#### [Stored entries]
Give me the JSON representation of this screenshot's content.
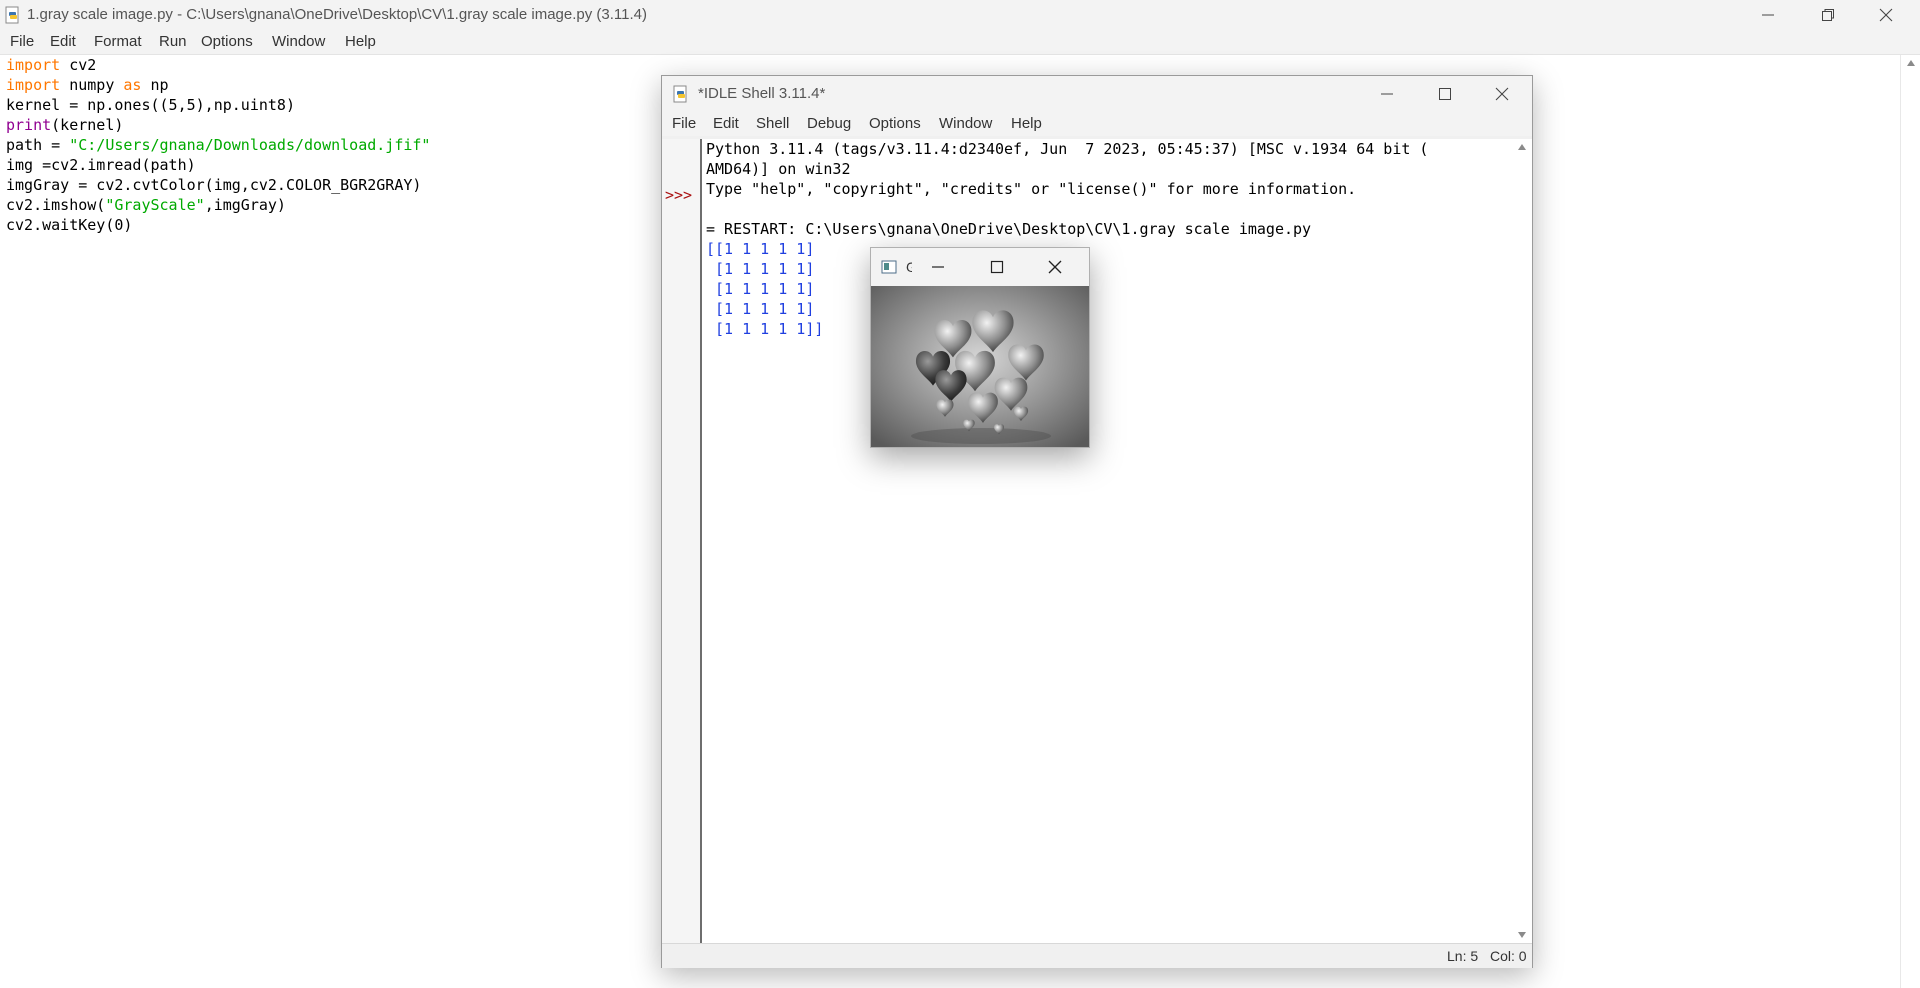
{
  "main_window": {
    "title": "1.gray scale image.py - C:\\Users\\gnana\\OneDrive\\Desktop\\CV\\1.gray scale image.py (3.11.4)",
    "menu": [
      "File",
      "Edit",
      "Format",
      "Run",
      "Options",
      "Window",
      "Help"
    ]
  },
  "code": [
    {
      "kw": "import",
      "rest": " cv2"
    },
    {
      "kw": "import",
      "mid": " numpy ",
      "kw2": "as",
      "rest": " np"
    },
    {
      "plain": "kernel = np.ones((5,5),np.uint8)"
    },
    {
      "builtin": "print",
      "rest": "(kernel)"
    },
    {
      "pre": "path = ",
      "str": "\"C:/Users/gnana/Downloads/download.jfif\""
    },
    {
      "plain": "img =cv2.imread(path)"
    },
    {
      "plain": "imgGray = cv2.cvtColor(img,cv2.COLOR_BGR2GRAY)"
    },
    {
      "pre": "cv2.imshow(",
      "str": "\"GrayScale\"",
      "post": ",imgGray)"
    },
    {
      "plain": "cv2.waitKey(0)"
    }
  ],
  "shell_window": {
    "title": "*IDLE Shell 3.11.4*",
    "menu": [
      "File",
      "Edit",
      "Shell",
      "Debug",
      "Options",
      "Window",
      "Help"
    ],
    "prompt": ">>>",
    "lines": [
      "Python 3.11.4 (tags/v3.11.4:d2340ef, Jun  7 2023, 05:45:37) [MSC v.1934 64 bit (",
      "AMD64)] on win32",
      "Type \"help\", \"copyright\", \"credits\" or \"license()\" for more information.",
      "",
      "= RESTART: C:\\Users\\gnana\\OneDrive\\Desktop\\CV\\1.gray scale image.py"
    ],
    "output": [
      "[[1 1 1 1 1]",
      " [1 1 1 1 1]",
      " [1 1 1 1 1]",
      " [1 1 1 1 1]",
      " [1 1 1 1 1]]"
    ],
    "status": {
      "line": "Ln: 5",
      "col": "Col: 0"
    }
  },
  "image_window": {
    "title": "G"
  },
  "colors": {
    "keyword": "#ff7700",
    "builtin": "#900090",
    "string": "#00aa00",
    "output": "#1f3fe0",
    "prompt": "#aa1111"
  }
}
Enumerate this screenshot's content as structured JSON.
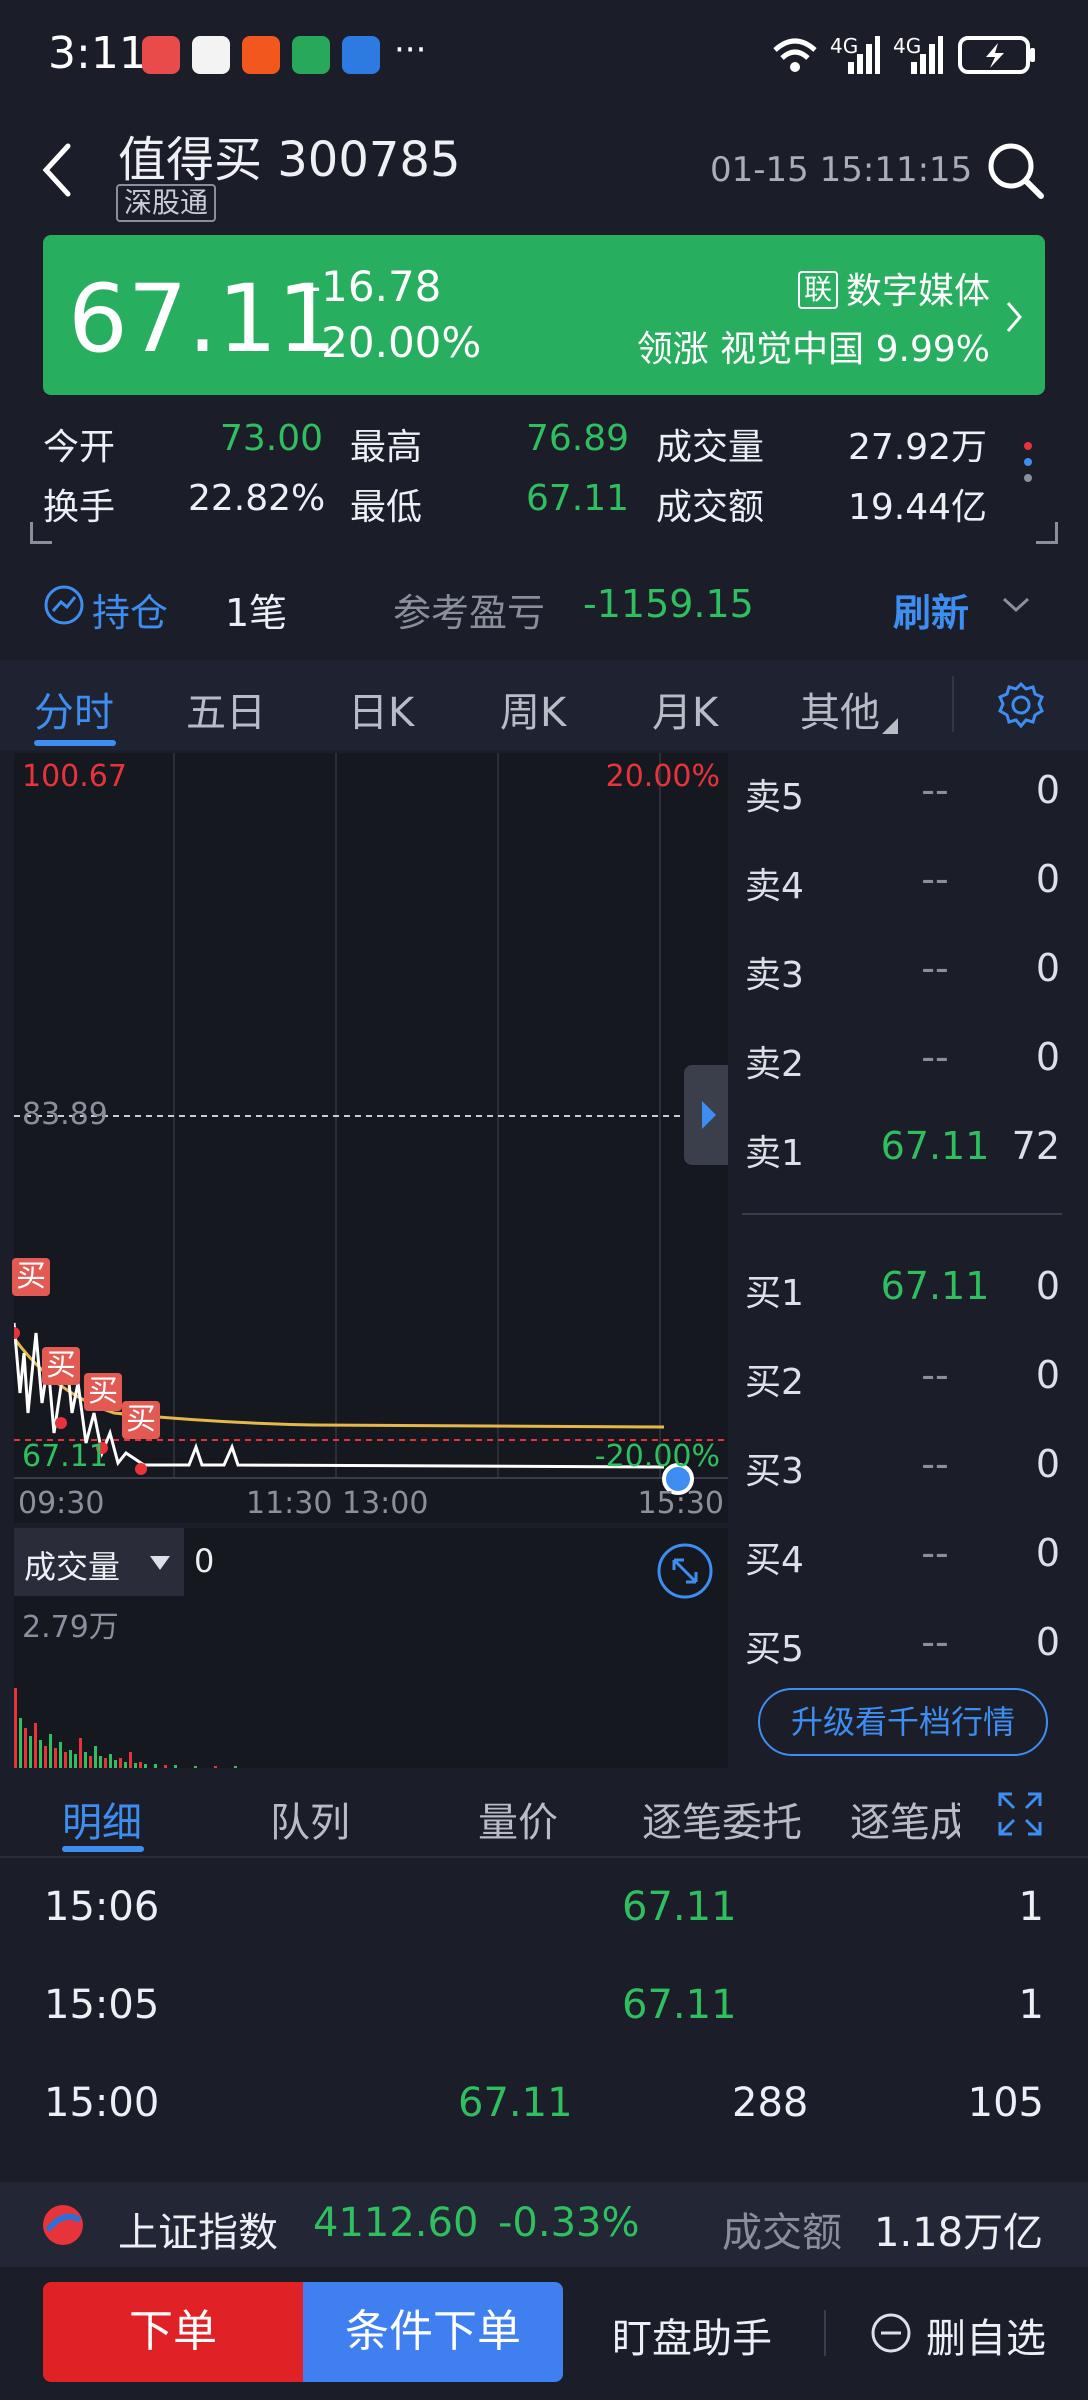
{
  "status_bar": {
    "time": "3:11",
    "more": "···",
    "net1": "4G",
    "net2": "4G"
  },
  "header": {
    "stock_name_code": "值得买 300785",
    "tag": "深股通",
    "datetime": "01-15 15:11:15"
  },
  "banner": {
    "price": "67.11",
    "change": "-16.78",
    "change_pct": "-20.00%",
    "sector_badge": "联",
    "sector": "数字媒体",
    "leader_label": "领涨",
    "leader_name": "视觉中国",
    "leader_pct": "9.99%"
  },
  "stats": {
    "open_label": "今开",
    "open": "73.00",
    "high_label": "最高",
    "high": "76.89",
    "volume_label": "成交量",
    "volume": "27.92万",
    "turnover_label": "换手",
    "turnover": "22.82%",
    "low_label": "最低",
    "low": "67.11",
    "amount_label": "成交额",
    "amount": "19.44亿"
  },
  "position": {
    "label": "持仓",
    "count": "1笔",
    "pnl_label": "参考盈亏",
    "pnl": "-1159.15",
    "refresh": "刷新"
  },
  "tabs": [
    "分时",
    "五日",
    "日K",
    "周K",
    "月K",
    "其他"
  ],
  "chart": {
    "top_price": "100.67",
    "top_pct": "20.00%",
    "mid_price": "83.89",
    "bottom_price": "67.11",
    "bottom_pct": "-20.00%",
    "t_start": "09:30",
    "t_mid": "11:30 13:00",
    "t_end": "15:30",
    "buy_marker": "买",
    "volume_label": "成交量",
    "volume_value": "0",
    "volume_max": "2.79万"
  },
  "order_book": {
    "asks": [
      {
        "label": "卖5",
        "price": "--",
        "vol": "0"
      },
      {
        "label": "卖4",
        "price": "--",
        "vol": "0"
      },
      {
        "label": "卖3",
        "price": "--",
        "vol": "0"
      },
      {
        "label": "卖2",
        "price": "--",
        "vol": "0"
      },
      {
        "label": "卖1",
        "price": "67.11",
        "vol": "72"
      }
    ],
    "bids": [
      {
        "label": "买1",
        "price": "67.11",
        "vol": "0"
      },
      {
        "label": "买2",
        "price": "--",
        "vol": "0"
      },
      {
        "label": "买3",
        "price": "--",
        "vol": "0"
      },
      {
        "label": "买4",
        "price": "--",
        "vol": "0"
      },
      {
        "label": "买5",
        "price": "--",
        "vol": "0"
      }
    ],
    "upgrade": "升级看千档行情"
  },
  "detail_tabs": [
    "明细",
    "队列",
    "量价",
    "逐笔委托",
    "逐笔成"
  ],
  "detail_rows": [
    {
      "time": "15:06",
      "price": "67.11",
      "mid": "",
      "vol": "1"
    },
    {
      "time": "15:05",
      "price": "67.11",
      "mid": "",
      "vol": "1"
    },
    {
      "time": "15:00",
      "price": "67.11",
      "mid": "288",
      "vol": "105"
    }
  ],
  "index_bar": {
    "name": "上证指数",
    "value": "4112.60",
    "pct": "-0.33%",
    "amount_label": "成交额",
    "amount": "1.18万亿"
  },
  "bottom": {
    "order": "下单",
    "cond_order": "条件下单",
    "assistant": "盯盘助手",
    "remove": "删自选"
  }
}
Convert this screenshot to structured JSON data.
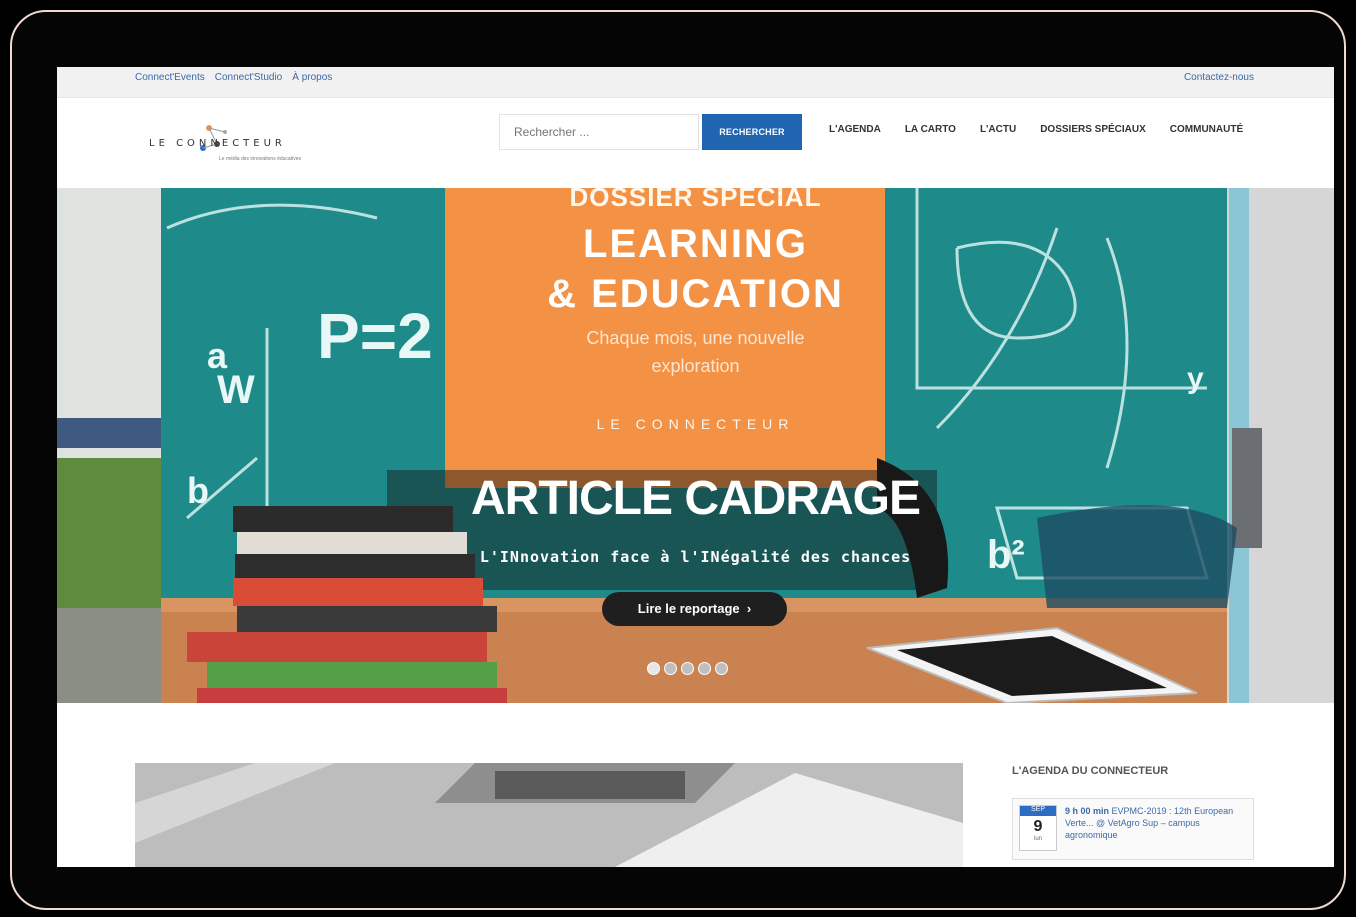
{
  "topbar": {
    "links": [
      "Connect'Events",
      "Connect'Studio",
      "À propos"
    ],
    "contact": "Contactez-nous"
  },
  "header": {
    "logo_text": "LE CONNECTEUR",
    "logo_tagline": "Le média des innovations éducatives",
    "search_placeholder": "Rechercher ...",
    "search_button": "RECHERCHER",
    "nav": [
      "L'AGENDA",
      "LA CARTO",
      "L'ACTU",
      "DOSSIERS SPÉCIAUX",
      "COMMUNAUTÉ"
    ]
  },
  "hero": {
    "dossier": "DOSSIER SPECIAL",
    "learning": "LEARNING",
    "education": "& EDUCATION",
    "chaque_line1": "Chaque mois, une nouvelle",
    "chaque_line2": "exploration",
    "inner_logo": "LE CONNECTEUR",
    "cadrage": "ARTICLE CADRAGE",
    "innov": "L'INnovation face à l'INégalité des chances",
    "cta": "Lire le reportage",
    "slides": 5,
    "active_slide": 1,
    "colors": {
      "orange": "#f39145",
      "chalkboard": "#1f8a8a",
      "table": "#c98250"
    }
  },
  "sidebar": {
    "agenda_title": "L'AGENDA DU CONNECTEUR",
    "event": {
      "month": "SEP",
      "day": "9",
      "weekday": "lun",
      "time": "9 h 00 min",
      "title": "EVPMC-2019 : 12th European Verte... @ VetAgro Sup – campus agronomique"
    }
  }
}
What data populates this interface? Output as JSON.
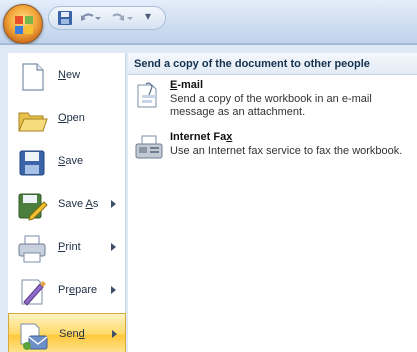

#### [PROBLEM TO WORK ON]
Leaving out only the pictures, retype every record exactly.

#### [REPLY]
Give me the JSON representation of this screenshot's content.
{
  "main_window": {
    "title": "1.gray scale image.py - C:\\Users\\gnana\\OneDrive\\Desktop\\CV\\1.gray scale image.py (3.11.4)",
    "menu": [
      "File",
      "Edit",
      "Format",
      "Run",
      "Options",
      "Window",
      "Help"
    ]
  },
  "code": [
    {
      "kw": "import",
      "rest": " cv2"
    },
    {
      "kw": "import",
      "mid": " numpy ",
      "kw2": "as",
      "rest": " np"
    },
    {
      "plain": "kernel = np.ones((5,5),np.uint8)"
    },
    {
      "builtin": "print",
      "rest": "(kernel)"
    },
    {
      "pre": "path = ",
      "str": "\"C:/Users/gnana/Downloads/download.jfif\""
    },
    {
      "plain": "img =cv2.imread(path)"
    },
    {
      "plain": "imgGray = cv2.cvtColor(img,cv2.COLOR_BGR2GRAY)"
    },
    {
      "pre": "cv2.imshow(",
      "str": "\"GrayScale\"",
      "post": ",imgGray)"
    },
    {
      "plain": "cv2.waitKey(0)"
    }
  ],
  "shell_window": {
    "title": "*IDLE Shell 3.11.4*",
    "menu": [
      "File",
      "Edit",
      "Shell",
      "Debug",
      "Options",
      "Window",
      "Help"
    ],
    "prompt": ">>>",
    "lines": [
      "Python 3.11.4 (tags/v3.11.4:d2340ef, Jun  7 2023, 05:45:37) [MSC v.1934 64 bit (",
      "AMD64)] on win32",
      "Type \"help\", \"copyright\", \"credits\" or \"license()\" for more information.",
      "",
      "= RESTART: C:\\Users\\gnana\\OneDrive\\Desktop\\CV\\1.gray scale image.py"
    ],
    "output": [
      "[[1 1 1 1 1]",
      " [1 1 1 1 1]",
      " [1 1 1 1 1]",
      " [1 1 1 1 1]",
      " [1 1 1 1 1]]"
    ],
    "status": {
      "line": "Ln: 5",
      "col": "Col: 0"
    }
  },
  "image_window": {
    "title": "G"
  },
  "colors": {
    "keyword": "#ff7700",
    "builtin": "#900090",
    "string": "#00aa00",
    "output": "#1f3fe0",
    "prompt": "#aa1111"
  }
}
Enumerate this screenshot's content as structured JSON.
{
  "status_bar": {
    "time": "3:11",
    "more": "···",
    "net1": "4G",
    "net2": "4G"
  },
  "header": {
    "stock_name_code": "值得买 300785",
    "tag": "深股通",
    "datetime": "01-15 15:11:15"
  },
  "banner": {
    "price": "67.11",
    "change": "-16.78",
    "change_pct": "-20.00%",
    "sector_badge": "联",
    "sector": "数字媒体",
    "leader_label": "领涨",
    "leader_name": "视觉中国",
    "leader_pct": "9.99%"
  },
  "stats": {
    "open_label": "今开",
    "open": "73.00",
    "high_label": "最高",
    "high": "76.89",
    "volume_label": "成交量",
    "volume": "27.92万",
    "turnover_label": "换手",
    "turnover": "22.82%",
    "low_label": "最低",
    "low": "67.11",
    "amount_label": "成交额",
    "amount": "19.44亿"
  },
  "position": {
    "label": "持仓",
    "count": "1笔",
    "pnl_label": "参考盈亏",
    "pnl": "-1159.15",
    "refresh": "刷新"
  },
  "tabs": [
    "分时",
    "五日",
    "日K",
    "周K",
    "月K",
    "其他"
  ],
  "chart": {
    "top_price": "100.67",
    "top_pct": "20.00%",
    "mid_price": "83.89",
    "bottom_price": "67.11",
    "bottom_pct": "-20.00%",
    "t_start": "09:30",
    "t_mid": "11:30 13:00",
    "t_end": "15:30",
    "buy_marker": "买",
    "volume_label": "成交量",
    "volume_value": "0",
    "volume_max": "2.79万"
  },
  "order_book": {
    "asks": [
      {
        "label": "卖5",
        "price": "--",
        "vol": "0"
      },
      {
        "label": "卖4",
        "price": "--",
        "vol": "0"
      },
      {
        "label": "卖3",
        "price": "--",
        "vol": "0"
      },
      {
        "label": "卖2",
        "price": "--",
        "vol": "0"
      },
      {
        "label": "卖1",
        "price": "67.11",
        "vol": "72"
      }
    ],
    "bids": [
      {
        "label": "买1",
        "price": "67.11",
        "vol": "0"
      },
      {
        "label": "买2",
        "price": "--",
        "vol": "0"
      },
      {
        "label": "买3",
        "price": "--",
        "vol": "0"
      },
      {
        "label": "买4",
        "price": "--",
        "vol": "0"
      },
      {
        "label": "买5",
        "price": "--",
        "vol": "0"
      }
    ],
    "upgrade": "升级看千档行情"
  },
  "detail_tabs": [
    "明细",
    "队列",
    "量价",
    "逐笔委托",
    "逐笔成"
  ],
  "detail_rows": [
    {
      "time": "15:06",
      "price": "67.11",
      "mid": "",
      "vol": "1"
    },
    {
      "time": "15:05",
      "price": "67.11",
      "mid": "",
      "vol": "1"
    },
    {
      "time": "15:00",
      "price": "67.11",
      "mid": "288",
      "vol": "105"
    }
  ],
  "index_bar": {
    "name": "上证指数",
    "value": "4112.60",
    "pct": "-0.33%",
    "amount_label": "成交额",
    "amount": "1.18万亿"
  },
  "bottom": {
    "order": "下单",
    "cond_order": "条件下单",
    "assistant": "盯盘助手",
    "remove": "删自选"
  }
}
Convert this screenshot to structured JSON data.
{
  "topbar": {
    "links": [
      "Connect'Events",
      "Connect'Studio",
      "À propos"
    ],
    "contact": "Contactez-nous"
  },
  "header": {
    "logo_text": "LE CONNECTEUR",
    "logo_tagline": "Le média des innovations éducatives",
    "search_placeholder": "Rechercher ...",
    "search_button": "RECHERCHER",
    "nav": [
      "L'AGENDA",
      "LA CARTO",
      "L'ACTU",
      "DOSSIERS SPÉCIAUX",
      "COMMUNAUTÉ"
    ]
  },
  "hero": {
    "dossier": "DOSSIER SPECIAL",
    "learning": "LEARNING",
    "education": "& EDUCATION",
    "chaque_line1": "Chaque mois, une nouvelle",
    "chaque_line2": "exploration",
    "inner_logo": "LE CONNECTEUR",
    "cadrage": "ARTICLE CADRAGE",
    "innov": "L'INnovation face à l'INégalité des chances",
    "cta": "Lire le reportage",
    "slides": 5,
    "active_slide": 1,
    "colors": {
      "orange": "#f39145",
      "chalkboard": "#1f8a8a",
      "table": "#c98250"
    }
  },
  "sidebar": {
    "agenda_title": "L'AGENDA DU CONNECTEUR",
    "event": {
      "month": "SEP",
      "day": "9",
      "weekday": "lun",
      "time": "9 h 00 min",
      "title": "EVPMC-2019 : 12th European Verte... @ VetAgro Sup – campus agronomique"
    }
  }
}
What data populates this interface? Output as JSON.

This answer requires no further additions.